- _Your objective_: Search term "title": copy each line of the data containing it.
Content starts
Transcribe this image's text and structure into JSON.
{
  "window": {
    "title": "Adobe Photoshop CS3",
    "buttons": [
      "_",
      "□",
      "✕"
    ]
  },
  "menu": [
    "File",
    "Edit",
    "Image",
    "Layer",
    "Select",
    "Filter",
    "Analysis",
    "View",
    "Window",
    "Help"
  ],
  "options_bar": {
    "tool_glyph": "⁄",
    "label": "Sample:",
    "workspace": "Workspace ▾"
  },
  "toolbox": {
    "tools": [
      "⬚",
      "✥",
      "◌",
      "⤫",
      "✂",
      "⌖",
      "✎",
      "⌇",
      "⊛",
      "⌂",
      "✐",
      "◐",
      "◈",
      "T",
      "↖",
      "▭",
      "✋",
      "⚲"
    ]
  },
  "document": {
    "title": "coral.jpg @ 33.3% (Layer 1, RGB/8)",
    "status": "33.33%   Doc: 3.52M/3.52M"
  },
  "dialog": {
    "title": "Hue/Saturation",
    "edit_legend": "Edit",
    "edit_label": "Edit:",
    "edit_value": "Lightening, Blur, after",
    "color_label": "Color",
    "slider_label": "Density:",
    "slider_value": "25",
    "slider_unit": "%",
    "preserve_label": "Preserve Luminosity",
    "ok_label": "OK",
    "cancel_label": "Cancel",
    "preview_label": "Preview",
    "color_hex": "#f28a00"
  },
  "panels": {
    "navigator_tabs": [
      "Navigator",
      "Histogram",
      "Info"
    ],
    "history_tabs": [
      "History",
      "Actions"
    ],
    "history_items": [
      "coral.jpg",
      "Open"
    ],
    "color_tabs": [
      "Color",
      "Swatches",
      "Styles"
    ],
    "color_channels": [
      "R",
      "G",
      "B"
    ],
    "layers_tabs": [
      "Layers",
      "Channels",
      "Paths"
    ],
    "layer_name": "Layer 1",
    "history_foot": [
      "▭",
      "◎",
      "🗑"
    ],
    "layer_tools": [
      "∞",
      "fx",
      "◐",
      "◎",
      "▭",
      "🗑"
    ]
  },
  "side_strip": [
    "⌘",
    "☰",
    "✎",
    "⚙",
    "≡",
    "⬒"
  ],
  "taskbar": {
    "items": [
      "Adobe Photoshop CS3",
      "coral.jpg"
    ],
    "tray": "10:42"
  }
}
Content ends
- _Response_:
    "title": "Adobe Photoshop CS3",
    "title": "coral.jpg @ 33.3% (Layer 1, RGB/8)",
    "title": "Hue/Saturation",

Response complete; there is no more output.